My simple answer is that you should always make the decisions that leave you with more value rather than less value. If that means we can get two first round picks next year for one this year, or possibly get a higher pick next year, we should pull the trigger. That’s assuming that we see more value in those two picks than the one this season.

I’ll pull at the heart of what’s being asked: I think contextually it could be difficult to introduce three new rookies to a team that’s already got a ton of depth. It’s unlikely that all three get any playing time, and probably likely that only one of our draft picks cracks the rotation. But that’s a good problem to have, and I’d rather have second-year players in 2024-25 than first years.

“Are you still In favor of a John Collins trade?” - @RamboVando, Twitter

Absolutely, I think Markkanen shows off that Utah would like to move towards a space-and-cut type of offense. Collins adds, to an extent, a second Lauri Markkanen to the offense. In his 6-year career, Collins has been better than 88% of Roll Men and 75% of cutters, and has been an average player in spot up situations. To add to this, he provides another option in the post for the offense if Utah finds a poor matchup situationally, and he’s among the best players at running in transition. I think he’d fit perfectly as a measure of redundancy to Lauri Markkanen and fills a bunch of holes left to be desired from Jarred Vanderbilt’s game.

I think ideally Utah should aim to fit themselves into the pocket where they can win the most games but not lose a lot of draft value. At the moment they could win 36 games and, if teams continued at their current win pace, they’d finish with the 6th best odds at the draft lottery. This fits them perfectly in the 7-10 draft slot that I’ve pinpointed as having the best bang-for-buck from the draft lottery and salary perspective.

This is useful, as the NBA’s got 25 teams currently somewhat competitive and none above a 60-win pace and that makes Utah a rare and valued player as a seller.

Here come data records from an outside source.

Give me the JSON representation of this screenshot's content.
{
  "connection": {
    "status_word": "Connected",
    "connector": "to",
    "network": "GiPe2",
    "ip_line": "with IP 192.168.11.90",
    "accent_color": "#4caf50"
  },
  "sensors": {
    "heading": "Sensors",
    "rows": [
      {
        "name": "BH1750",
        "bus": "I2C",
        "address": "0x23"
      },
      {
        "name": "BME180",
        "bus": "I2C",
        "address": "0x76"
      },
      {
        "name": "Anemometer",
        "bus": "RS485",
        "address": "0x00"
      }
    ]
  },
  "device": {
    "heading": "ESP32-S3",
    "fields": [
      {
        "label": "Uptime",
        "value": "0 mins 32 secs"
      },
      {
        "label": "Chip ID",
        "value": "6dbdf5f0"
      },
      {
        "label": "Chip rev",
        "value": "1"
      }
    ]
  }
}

It’s unlikely they’ll find a better market for starting-level players like Malik Beasley, Kelly Olynyk, Mike Conley, and Jarred Vanderbilt, and that may open up doors to ridding Rudy Gay’s salary alongside one of those players.

All of this said, it should never be in the Front Office’s mindset to get worse for worse’s sake. It seems to be the case that if there is not a trade that directly positively influences Utah’s 2025-2035 championship window, it would be counterintuitive to bite.

Just quickly answering this one, I really like Devonte’ Graham to fill the Mike Conley role while getting younger and taking on a reclamation project. He’s had the 6th highest Rim Assist-to-Turnover ratio since he came into the league and I feel would fit perfectly next to a Collins/Markkanen type of roll and cut offense.

As for draft picks, keep an eye on Brice Sensabaugh. He’s having one of the best scoring seasons we’ve ever seen for a freshman, being just one of 6 players to have over a 30% usage rate while having an efficiency above 60%. It’s not a mistake either, just watch his creative toolset: